Every entry is to be printed again precisely as given.

───

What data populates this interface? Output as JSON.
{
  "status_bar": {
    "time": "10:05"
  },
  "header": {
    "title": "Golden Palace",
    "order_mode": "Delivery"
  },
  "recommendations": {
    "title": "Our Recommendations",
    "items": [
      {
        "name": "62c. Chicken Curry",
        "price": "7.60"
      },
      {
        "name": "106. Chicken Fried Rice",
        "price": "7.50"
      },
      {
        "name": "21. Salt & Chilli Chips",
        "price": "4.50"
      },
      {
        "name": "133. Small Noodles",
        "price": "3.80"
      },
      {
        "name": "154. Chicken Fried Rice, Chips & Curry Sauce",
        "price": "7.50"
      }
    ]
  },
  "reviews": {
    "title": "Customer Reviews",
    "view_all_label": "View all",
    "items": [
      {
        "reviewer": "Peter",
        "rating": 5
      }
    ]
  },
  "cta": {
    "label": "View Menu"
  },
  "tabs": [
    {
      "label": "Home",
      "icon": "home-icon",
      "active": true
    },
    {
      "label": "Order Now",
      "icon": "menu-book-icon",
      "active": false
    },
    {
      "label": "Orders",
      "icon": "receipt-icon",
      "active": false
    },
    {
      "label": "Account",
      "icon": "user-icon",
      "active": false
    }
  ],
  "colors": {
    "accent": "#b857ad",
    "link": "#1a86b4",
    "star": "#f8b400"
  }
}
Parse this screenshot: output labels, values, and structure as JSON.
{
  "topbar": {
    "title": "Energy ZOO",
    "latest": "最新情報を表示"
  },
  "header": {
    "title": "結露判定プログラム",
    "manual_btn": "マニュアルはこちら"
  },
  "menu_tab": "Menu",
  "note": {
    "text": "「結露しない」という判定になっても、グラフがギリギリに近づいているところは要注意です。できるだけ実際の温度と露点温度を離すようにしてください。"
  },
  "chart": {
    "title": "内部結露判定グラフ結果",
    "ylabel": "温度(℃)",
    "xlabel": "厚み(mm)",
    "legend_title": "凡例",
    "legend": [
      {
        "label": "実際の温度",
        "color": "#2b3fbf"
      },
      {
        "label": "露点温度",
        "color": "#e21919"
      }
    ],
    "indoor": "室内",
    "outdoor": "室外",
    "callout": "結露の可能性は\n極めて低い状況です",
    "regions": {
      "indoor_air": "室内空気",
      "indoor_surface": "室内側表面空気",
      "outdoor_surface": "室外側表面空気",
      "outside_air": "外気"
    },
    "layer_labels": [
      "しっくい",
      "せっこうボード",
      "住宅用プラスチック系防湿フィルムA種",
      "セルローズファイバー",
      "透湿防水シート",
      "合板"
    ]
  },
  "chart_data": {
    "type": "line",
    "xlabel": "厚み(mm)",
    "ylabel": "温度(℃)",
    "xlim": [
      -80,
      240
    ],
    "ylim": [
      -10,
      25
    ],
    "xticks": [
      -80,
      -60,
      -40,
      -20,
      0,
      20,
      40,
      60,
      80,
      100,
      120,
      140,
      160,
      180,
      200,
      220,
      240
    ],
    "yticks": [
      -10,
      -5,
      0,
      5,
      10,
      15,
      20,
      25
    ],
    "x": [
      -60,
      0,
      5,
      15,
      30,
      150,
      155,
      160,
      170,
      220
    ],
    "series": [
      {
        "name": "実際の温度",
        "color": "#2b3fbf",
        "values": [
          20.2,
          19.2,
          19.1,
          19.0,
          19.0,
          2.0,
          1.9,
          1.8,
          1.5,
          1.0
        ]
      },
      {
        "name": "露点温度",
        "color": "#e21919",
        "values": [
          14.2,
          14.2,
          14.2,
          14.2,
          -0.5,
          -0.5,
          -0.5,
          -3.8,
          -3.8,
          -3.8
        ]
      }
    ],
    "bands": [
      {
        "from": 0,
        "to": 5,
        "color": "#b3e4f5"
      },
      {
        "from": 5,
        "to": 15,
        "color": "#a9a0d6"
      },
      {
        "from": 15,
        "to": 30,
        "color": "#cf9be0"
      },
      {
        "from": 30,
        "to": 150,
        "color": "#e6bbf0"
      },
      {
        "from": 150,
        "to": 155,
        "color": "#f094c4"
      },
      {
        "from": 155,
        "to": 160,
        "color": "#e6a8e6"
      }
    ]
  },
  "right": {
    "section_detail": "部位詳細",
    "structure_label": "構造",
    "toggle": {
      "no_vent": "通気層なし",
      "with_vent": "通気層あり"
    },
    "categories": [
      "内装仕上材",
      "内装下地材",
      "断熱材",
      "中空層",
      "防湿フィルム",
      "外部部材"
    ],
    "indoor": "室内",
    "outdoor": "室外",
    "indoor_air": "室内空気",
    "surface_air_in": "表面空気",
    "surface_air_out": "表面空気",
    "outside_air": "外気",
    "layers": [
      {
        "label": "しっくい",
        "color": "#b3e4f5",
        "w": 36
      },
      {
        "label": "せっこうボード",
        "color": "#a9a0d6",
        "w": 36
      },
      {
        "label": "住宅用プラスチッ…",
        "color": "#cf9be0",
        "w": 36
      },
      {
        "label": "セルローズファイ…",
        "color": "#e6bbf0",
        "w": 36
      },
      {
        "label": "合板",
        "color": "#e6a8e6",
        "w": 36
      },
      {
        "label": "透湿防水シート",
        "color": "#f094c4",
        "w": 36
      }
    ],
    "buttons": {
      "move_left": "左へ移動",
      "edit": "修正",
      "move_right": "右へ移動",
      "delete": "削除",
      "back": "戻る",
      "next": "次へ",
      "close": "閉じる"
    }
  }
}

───

- **RESPONSE TO THIS EXERCISE**
What data populates this interface? Output as JSON.
{
  "status_bar": {
    "time": "10:05"
  },
  "header": {
    "title": "Golden Palace",
    "order_mode": "Delivery"
  },
  "recommendations": {
    "title": "Our Recommendations",
    "items": [
      {
        "name": "62c. Chicken Curry",
        "price": "7.60"
      },
      {
        "name": "106. Chicken Fried Rice",
        "price": "7.50"
      },
      {
        "name": "21. Salt & Chilli Chips",
        "price": "4.50"
      },
      {
        "name": "133. Small Noodles",
        "price": "3.80"
      },
      {
        "name": "154. Chicken Fried Rice, Chips & Curry Sauce",
        "price": "7.50"
      }
    ]
  },
  "reviews": {
    "title": "Customer Reviews",
    "view_all_label": "View all",
    "items": [
      {
        "reviewer": "Peter",
        "rating": 5
      }
    ]
  },
  "cta": {
    "label": "View Menu"
  },
  "tabs": [
    {
      "label": "Home",
      "icon": "home-icon",
      "active": true
    },
    {
      "label": "Order Now",
      "icon": "menu-book-icon",
      "active": false
    },
    {
      "label": "Orders",
      "icon": "receipt-icon",
      "active": false
    },
    {
      "label": "Account",
      "icon": "user-icon",
      "active": false
    }
  ],
  "colors": {
    "accent": "#b857ad",
    "link": "#1a86b4",
    "star": "#f8b400"
  }
}
Parse this screenshot: output labels, values, and structure as JSON.
{
  "topbar": {
    "title": "Energy ZOO",
    "latest": "最新情報を表示"
  },
  "header": {
    "title": "結露判定プログラム",
    "manual_btn": "マニュアルはこちら"
  },
  "menu_tab": "Menu",
  "note": {
    "text": "「結露しない」という判定になっても、グラフがギリギリに近づいているところは要注意です。できるだけ実際の温度と露点温度を離すようにしてください。"
  },
  "chart": {
    "title": "内部結露判定グラフ結果",
    "ylabel": "温度(℃)",
    "xlabel": "厚み(mm)",
    "legend_title": "凡例",
    "legend": [
      {
        "label": "実際の温度",
        "color": "#2b3fbf"
      },
      {
        "label": "露点温度",
        "color": "#e21919"
      }
    ],
    "indoor": "室内",
    "outdoor": "室外",
    "callout": "結露の可能性は\n極めて低い状況です",
    "regions": {
      "indoor_air": "室内空気",
      "indoor_surface": "室内側表面空気",
      "outdoor_surface": "室外側表面空気",
      "outside_air": "外気"
    },
    "layer_labels": [
      "しっくい",
      "せっこうボード",
      "住宅用プラスチック系防湿フィルムA種",
      "セルローズファイバー",
      "透湿防水シート",
      "合板"
    ]
  },
  "chart_data": {
    "type": "line",
    "xlabel": "厚み(mm)",
    "ylabel": "温度(℃)",
    "xlim": [
      -80,
      240
    ],
    "ylim": [
      -10,
      25
    ],
    "xticks": [
      -80,
      -60,
      -40,
      -20,
      0,
      20,
      40,
      60,
      80,
      100,
      120,
      140,
      160,
      180,
      200,
      220,
      240
    ],
    "yticks": [
      -10,
      -5,
      0,
      5,
      10,
      15,
      20,
      25
    ],
    "x": [
      -60,
      0,
      5,
      15,
      30,
      150,
      155,
      160,
      170,
      220
    ],
    "series": [
      {
        "name": "実際の温度",
        "color": "#2b3fbf",
        "values": [
          20.2,
          19.2,
          19.1,
          19.0,
          19.0,
          2.0,
          1.9,
          1.8,
          1.5,
          1.0
        ]
      },
      {
        "name": "露点温度",
        "color": "#e21919",
        "values": [
          14.2,
          14.2,
          14.2,
          14.2,
          -0.5,
          -0.5,
          -0.5,
          -3.8,
          -3.8,
          -3.8
        ]
      }
    ],
    "bands": [
      {
        "from": 0,
        "to": 5,
        "color": "#b3e4f5"
      },
      {
        "from": 5,
        "to": 15,
        "color": "#a9a0d6"
      },
      {
        "from": 15,
        "to": 30,
        "color": "#cf9be0"
      },
      {
        "from": 30,
        "to": 150,
        "color": "#e6bbf0"
      },
      {
        "from": 150,
        "to": 155,
        "color": "#f094c4"
      },
      {
        "from": 155,
        "to": 160,
        "color": "#e6a8e6"
      }
    ]
  },
  "right": {
    "section_detail": "部位詳細",
    "structure_label": "構造",
    "toggle": {
      "no_vent": "通気層なし",
      "with_vent": "通気層あり"
    },
    "categories": [
      "内装仕上材",
      "内装下地材",
      "断熱材",
      "中空層",
      "防湿フィルム",
      "外部部材"
    ],
    "indoor": "室内",
    "outdoor": "室外",
    "indoor_air": "室内空気",
    "surface_air_in": "表面空気",
    "surface_air_out": "表面空気",
    "outside_air": "外気",
    "layers": [
      {
        "label": "しっくい",
        "color": "#b3e4f5",
        "w": 36
      },
      {
        "label": "せっこうボード",
        "color": "#a9a0d6",
        "w": 36
      },
      {
        "label": "住宅用プラスチッ…",
        "color": "#cf9be0",
        "w": 36
      },
      {
        "label": "セルローズファイ…",
        "color": "#e6bbf0",
        "w": 36
      },
      {
        "label": "合板",
        "color": "#e6a8e6",
        "w": 36
      },
      {
        "label": "透湿防水シート",
        "color": "#f094c4",
        "w": 36
      }
    ],
    "buttons": {
      "move_left": "左へ移動",
      "edit": "修正",
      "move_right": "右へ移動",
      "delete": "削除",
      "back": "戻る",
      "next": "次へ",
      "close": "閉じる"
    }
  }
}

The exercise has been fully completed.